I spend most of my work time researching tips for public speaking and my friends who make their living in public speaking. Until recently I did not buy into the idea of a recession, but with the facts becoming clearer about the changing state of the public speaking business, I wanted to share some speaking tips for the “new” economy that we will experience.
According to a recent survey by the Association of Corporate Travel Executives meetings held internally, will be cut by as much as 40%.
For those that do a lot of talks for associations, it gets worse: 31% expect across-the-board cuts. You should therefore expect less opportunities to travel and speak at conferences and conventions.
This news comes to us from Meetings and Conventions magazine, where they said that only 41% of companies surveyed expect their budget to remain intact.
This does not mean that you should polish up your resume and go look for a job; remember that in any downturn, there ARE opportunities that present themselves. You see, the market for your message remains, even if budgets to pay you to present it live and in person are not. You have a unique God-given message and in every audience there are some who connect with you on a core level. Your job going forward is to build relationships with them.
So here are my top three tips for public speaking success in this “new” economy.
Speaking tip #1 Record every presentation that you do whether it is done live, in a teleseminar, in a webinar or what ever venue or opportunity you get. A $100 investment in a digital recorder combined with a decent lavaliere mike will pay off richly for you in the years to come as you turn your talks into content that audiences can enjoy even if they don’t get to meet you in person.
Speaking tip #2 Find ways to get people who do see you speak live to grant you permission to remain in contact with them by email or even better by US Mail. What ever you have to offer them as an incentive to get their information, DO-IT! The list you will build is far more valuable than the profit you earn on one sale.
Let’s say you have a book that you want to sell. If you sold them the book, you make, say $20 on an item that cost you $5. What if, instead of making the $15 profit now, you invested in a relationship with that person by giving them a free and autographed copy in exchange for their contact info. Which would you prefer? A transaction that pays you $15 in profit now or a long term relationship that produces a lifetime value per person of $100 or more?
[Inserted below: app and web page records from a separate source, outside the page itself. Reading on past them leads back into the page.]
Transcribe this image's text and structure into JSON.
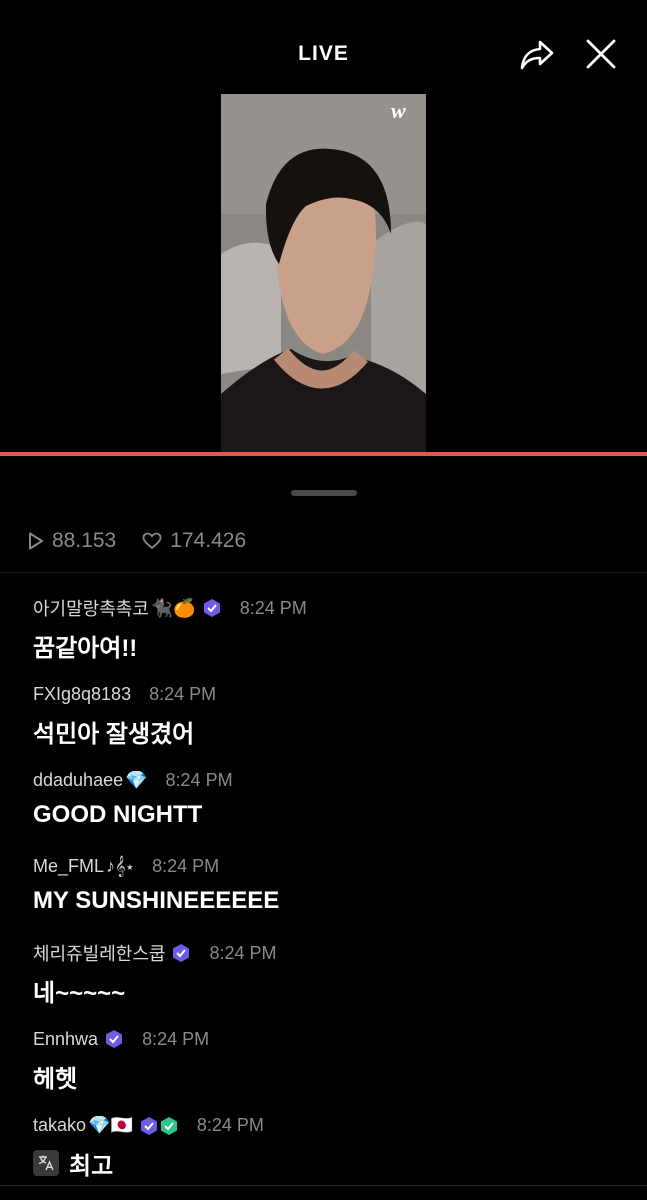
{
  "header": {
    "title": "LIVE"
  },
  "stats": {
    "plays": "88.153",
    "likes": "174.426"
  },
  "chat": [
    {
      "user": "아기말랑촉촉코",
      "emoji": "🐈‍⬛🍊",
      "badge": true,
      "time": "8:24 PM",
      "text": "꿈같아여!!"
    },
    {
      "user": "FXIg8q8183",
      "emoji": "",
      "badge": false,
      "time": "8:24 PM",
      "text": "석민아 잘생겼어"
    },
    {
      "user": "ddaduhaee",
      "emoji": "💎",
      "badge": false,
      "time": "8:24 PM",
      "text": "GOOD NIGHTT"
    },
    {
      "user": "Me_FML",
      "emoji": "♪𝄞⋆",
      "badge": false,
      "time": "8:24 PM",
      "text": "MY SUNSHINEEEEEE"
    },
    {
      "user": "체리쥬빌레한스쿱",
      "emoji": "",
      "badge": true,
      "time": "8:24 PM",
      "text": "네~~~~~"
    },
    {
      "user": "Ennhwa",
      "emoji": "",
      "badge": true,
      "time": "8:24 PM",
      "text": "헤헷"
    },
    {
      "user": "takako",
      "emoji": "💎🇯🇵",
      "badge": true,
      "time": "8:24 PM",
      "text": "최고"
    }
  ],
  "colors": {
    "progress": "#e9564d",
    "badge": "#6d5ce8",
    "badge_green": "#2ec48d"
  }
}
Speaking tip #3 Repurpose your products to reach every type of learner there is. I know of at least 50 ways to re-purpose a single product and the reason this is important is because we have visual, auditory and kinesthetic learners who all want their content delivered in the way that they learn best. So give it to them.
I encourage my clients to think in terms of multiple products every time they tell me they are thinking of creating a new product. If you write a book, you must have an “as read by the author” version of the audiobook too. It’s also wise to produce your work in video as often as you can, even if the video is shot at home, edited by you, and distributed by YouTube or on your website as part of a membership model.
These are but a few of the speaking tips I work to implement into my clients businesses. Is it time for you to move away from dependence on the corporations, associations and conventions and build a passive income that will sustain you in any economy?